Within six months, my basement was a hotbed of aquarium action. I had seven tanks filled with everything from angry cichlids to angel fish to gouramis to guppies. Since it was a time when my parents were getting a divorce and my mom was leaving for another city, the workload of caring for all of those fish kept me preoccupied and distracted. I would go down to our basement, put on the latest Beatles album, and take care of my fish. My weekends were spent cleaning out aquariums, a task that took a lot of time and energy and left no time for wallowing.
Dick and I would go to fish stores to look for new fish and visit other collectors to trade, buy and sell fish. Though my variety was large, my favorites were always the guppies. My hobby had started with them, and I had strong memories of my first live birth of babies.
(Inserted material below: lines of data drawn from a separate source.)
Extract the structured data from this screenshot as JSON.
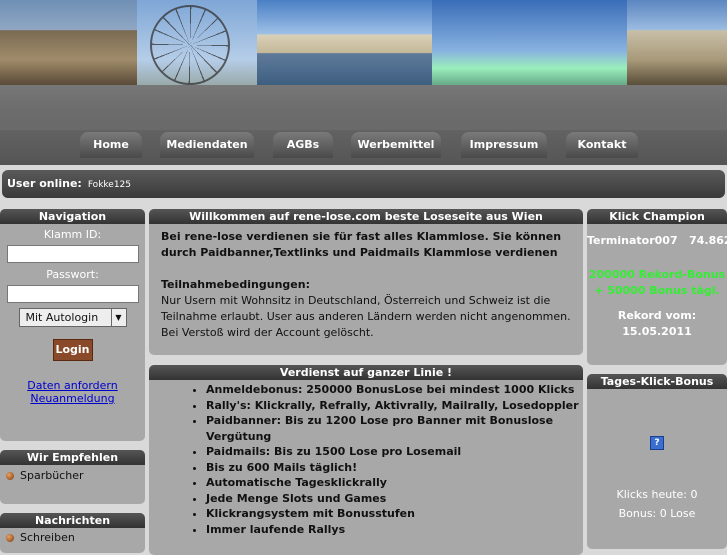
{
  "nav": [
    "Home",
    "Mediendaten",
    "AGBs",
    "Werbemittel",
    "Impressum",
    "Kontakt"
  ],
  "user_online": {
    "label": "User online:",
    "name": "Fokke125"
  },
  "left": {
    "navigation_title": "Navigation",
    "klamm_label": "Klamm ID:",
    "pass_label": "Passwort:",
    "select_value": "Mit Autologin",
    "login_label": "Login",
    "link1": "Daten anfordern",
    "link2": "Neuanmeldung",
    "empfehlen_title": "Wir Empfehlen",
    "empfehlen_item": "Sparbücher",
    "nachrichten_title": "Nachrichten",
    "nachrichten_item": "Schreiben"
  },
  "welcome": {
    "title": "Willkommen auf rene-lose.com beste Loseseite aus Wien",
    "intro": "Bei rene-lose verdienen sie für fast alles Klammlose. Sie können durch Paidbanner,Textlinks und Paidmails Klammlose verdienen",
    "cond_title": "Teilnahmebedingungen:",
    "cond_text": "Nur Usern mit Wohnsitz in Deutschland, Österreich und Schweiz ist die Teilnahme erlaubt. User aus anderen Ländern werden nicht angenommen. Bei Verstoß wird der Account gelöscht."
  },
  "earn": {
    "title": "Verdienst auf ganzer Linie !",
    "items": [
      "Anmeldebonus: 250000 BonusLose bei mindest 1000 Klicks",
      "Rally's: Klickrally, Refrally, Aktivrally, Mailrally, Losedoppler",
      "Paidbanner: Bis zu 1200 Lose pro Banner mit Bonuslose Vergütung",
      "Paidmails: Bis zu 1500 Lose pro Losemail",
      "Bis zu 600 Mails täglich!",
      "Automatische Tagesklickrally",
      "Jede Menge Slots und Games",
      "Klickrangsystem mit Bonusstufen",
      "Immer laufende Rallys"
    ]
  },
  "champion": {
    "title": "Klick Champion",
    "name": "Terminator007",
    "score": "74.862",
    "bonus1": "200000 Rekord-Bonus",
    "bonus2": "+ 50000 Bonus tägl.",
    "record_label": "Rekord vom:",
    "record_date": "15.05.2011"
  },
  "daily": {
    "title": "Tages-Klick-Bonus",
    "icon": "?",
    "clicks": "Klicks heute: 0",
    "bonus": "Bonus: 0 Lose"
  },
  "colors": {
    "accent": "#8a4a2a",
    "link": "#0000cc",
    "header": "#3a3a3a",
    "green": "#33ee33"
  }
}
Guppies have a sweetness to them: they don’t fight; they are colorful and happy; and they are easy to breed.
When my father started dating a woman who would become my stepmother, he knew he needed to curry favor with me. And so he did the unimaginable for an orthopedic surgeon who swore such a thing would never happen: He bought me a Honda 50 minibike, in yellow, that was all the rage among my friends. With a full tool kit and a bit of experimenting, I was able to take care of that bike and loved tinkering with it, cleaning it and making sure it was always in perfect shape.
There was an alley and open lot behind my home, and I cherished riding there in the rocks and weeds, shifting the gears and running over potholes and tree limbs, the slight taste of danger giving me an adrenaline rush. My friends and I would illegally ride all over town, on sidewalks, the alleys and the streets. The small motorcycles made us feel mature and powerful and gave us a taste of manhood.
And so now, it is no wonder that my mind drifts back to those heady times, fueled by endless YouTube videos of people creating incredible fish tanks and of men riding the new adult version of the Honda 50, called the Honda Monkey. At night, bored and wondering what is next, I think of having a sweet little fish tank with maybe just a few colorful guppies, and I dream of getting a yellow motorbike that smells of gasoline and rubber tires. I want to experience the thrill of baby guppies and to feel the wind in my face as I race around town. I want to feel the exhilaration of my youth, of time forever, of nothing but possibilities.